March 8, 1698: British missionary Thomas Bray and four laymen found the Society for Promoting Christian Knowledge (S.P.C.K.) "to advance the honor of God and the good of mankind by promoting Christian knowledge both at home and in the other parts of the world by the best methods that should offer.
March 8, 1715: France's Louis XIV announces he has finally put an end to all Protestant practices in his country (see issue 71: Huguenots and the Wars of Religion).
March 8, 1782: Ninety-six Native Americans, who had converted to Christianity and were living peacefully in the Moravian Brethren town of Gnadenhutten (near New Philadelphia), Ohio, are killed by militiamen in "retaliation" for Indian raids made elsewhere in the Ohio territory.
March 8, 1887: Congregational minister Henry Ward Beecher, an impassioned abolitionist and the most famous American preacher of his day, dies at age 73 (see issue 33: Christianity and the Civil War).

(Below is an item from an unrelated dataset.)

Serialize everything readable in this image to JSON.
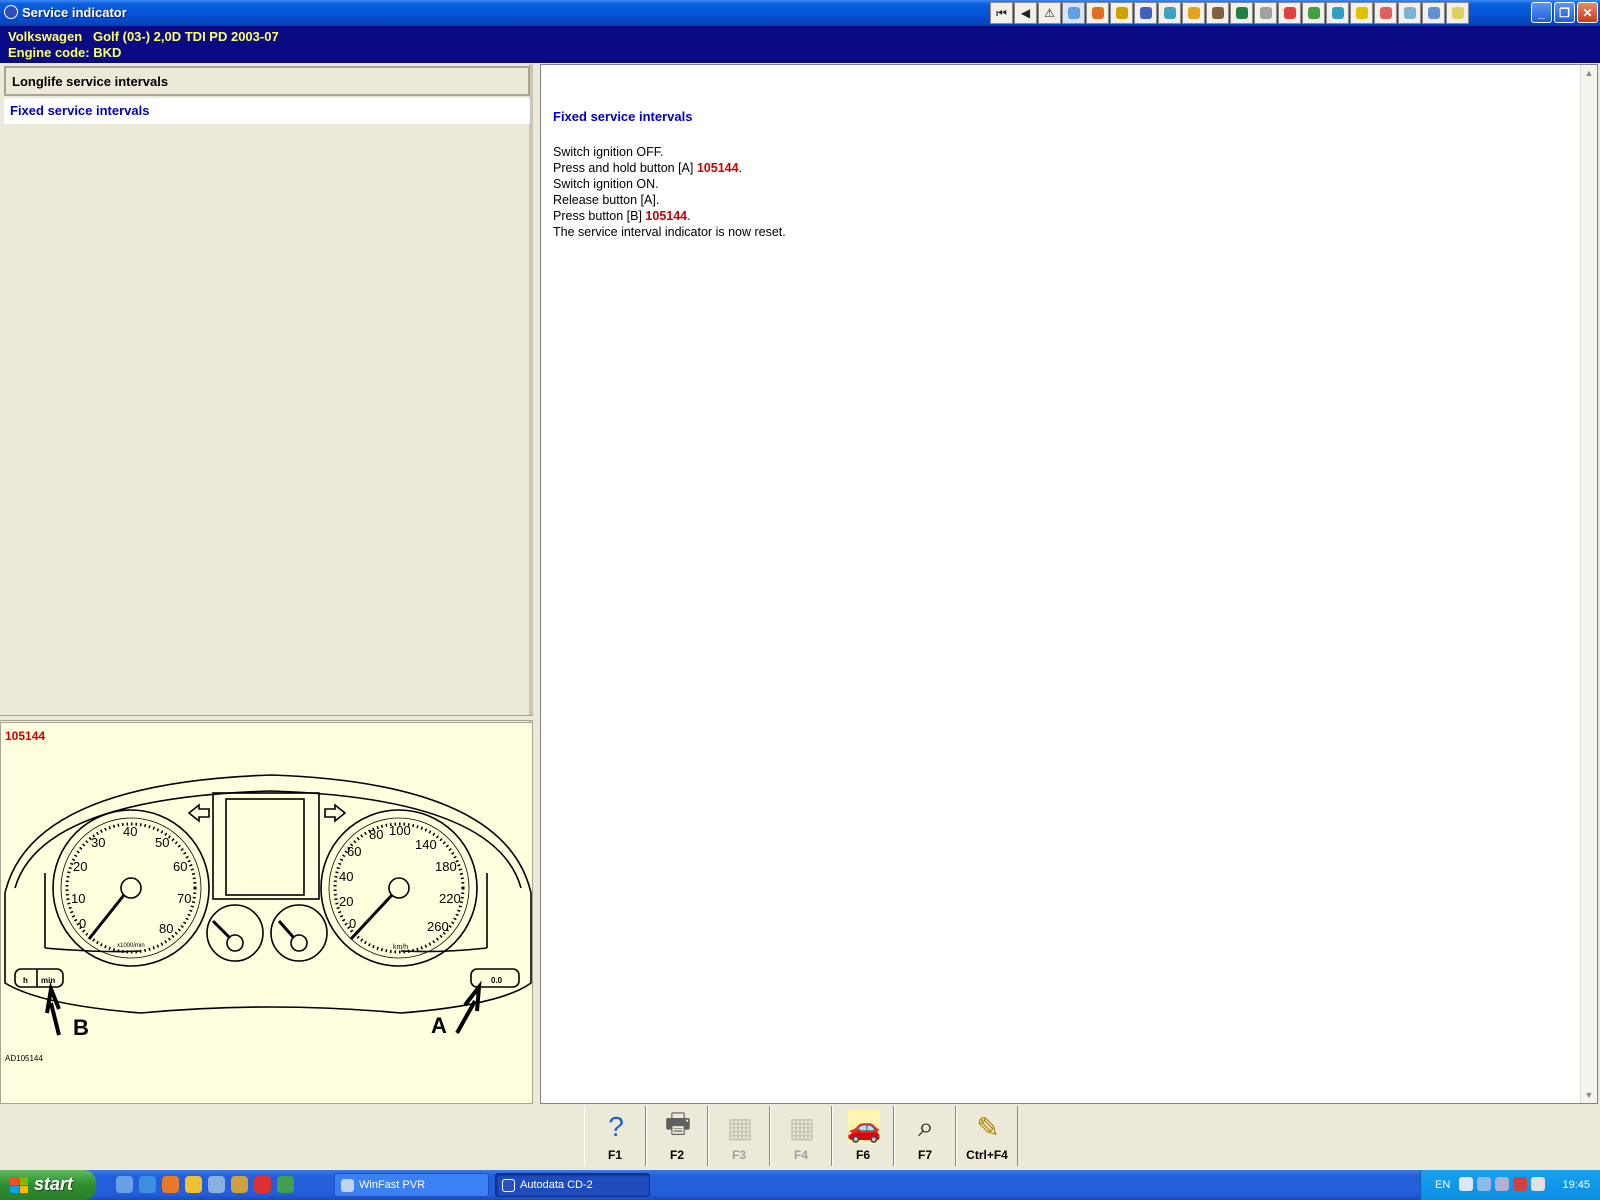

March 8, 1948: The U.S. Supreme Court finds religious education in the public schools in violation of the First Amendment of the Constitution.